Component data from apps and pages
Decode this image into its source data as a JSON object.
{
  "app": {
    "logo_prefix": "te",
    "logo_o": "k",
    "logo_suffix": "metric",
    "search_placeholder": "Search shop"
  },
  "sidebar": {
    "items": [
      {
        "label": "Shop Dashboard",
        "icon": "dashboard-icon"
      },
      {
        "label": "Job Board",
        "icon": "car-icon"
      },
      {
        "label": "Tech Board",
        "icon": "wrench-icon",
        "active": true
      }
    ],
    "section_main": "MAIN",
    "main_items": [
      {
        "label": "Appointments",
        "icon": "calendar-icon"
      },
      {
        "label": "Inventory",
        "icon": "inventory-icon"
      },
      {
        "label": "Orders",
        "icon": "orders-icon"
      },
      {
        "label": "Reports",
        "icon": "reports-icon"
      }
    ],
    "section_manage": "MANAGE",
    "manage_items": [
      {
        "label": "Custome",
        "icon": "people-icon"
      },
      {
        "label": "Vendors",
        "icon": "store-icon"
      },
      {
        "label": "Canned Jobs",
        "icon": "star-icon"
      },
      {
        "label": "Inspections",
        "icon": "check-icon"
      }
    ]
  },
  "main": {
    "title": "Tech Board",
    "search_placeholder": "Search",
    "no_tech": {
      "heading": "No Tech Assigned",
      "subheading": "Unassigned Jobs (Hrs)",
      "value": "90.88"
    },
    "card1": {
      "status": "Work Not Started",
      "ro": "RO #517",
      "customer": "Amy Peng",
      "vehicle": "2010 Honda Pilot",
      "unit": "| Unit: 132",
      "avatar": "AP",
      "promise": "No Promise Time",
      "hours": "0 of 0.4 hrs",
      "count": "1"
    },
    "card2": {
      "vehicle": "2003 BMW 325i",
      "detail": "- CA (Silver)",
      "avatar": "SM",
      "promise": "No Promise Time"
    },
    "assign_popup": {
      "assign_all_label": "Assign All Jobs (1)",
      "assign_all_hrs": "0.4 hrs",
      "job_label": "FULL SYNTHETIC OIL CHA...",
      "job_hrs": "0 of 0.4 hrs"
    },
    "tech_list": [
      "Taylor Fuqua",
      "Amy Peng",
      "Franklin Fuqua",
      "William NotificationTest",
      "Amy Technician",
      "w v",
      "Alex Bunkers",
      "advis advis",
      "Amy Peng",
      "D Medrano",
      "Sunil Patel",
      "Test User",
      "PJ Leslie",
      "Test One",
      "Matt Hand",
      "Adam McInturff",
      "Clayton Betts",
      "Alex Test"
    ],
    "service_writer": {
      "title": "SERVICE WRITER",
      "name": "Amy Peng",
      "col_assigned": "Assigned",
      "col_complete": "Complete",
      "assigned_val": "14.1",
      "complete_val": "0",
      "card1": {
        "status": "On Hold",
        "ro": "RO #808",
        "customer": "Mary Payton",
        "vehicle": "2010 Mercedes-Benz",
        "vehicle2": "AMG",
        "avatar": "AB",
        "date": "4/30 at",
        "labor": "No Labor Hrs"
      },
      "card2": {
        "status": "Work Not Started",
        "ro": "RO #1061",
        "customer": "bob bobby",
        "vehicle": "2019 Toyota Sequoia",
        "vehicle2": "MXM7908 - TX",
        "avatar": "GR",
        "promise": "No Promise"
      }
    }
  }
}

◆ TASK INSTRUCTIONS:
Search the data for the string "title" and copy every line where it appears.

◆ TASK RESULT:
    "title": "Tech Board",
      "title": "SERVICE WRITER",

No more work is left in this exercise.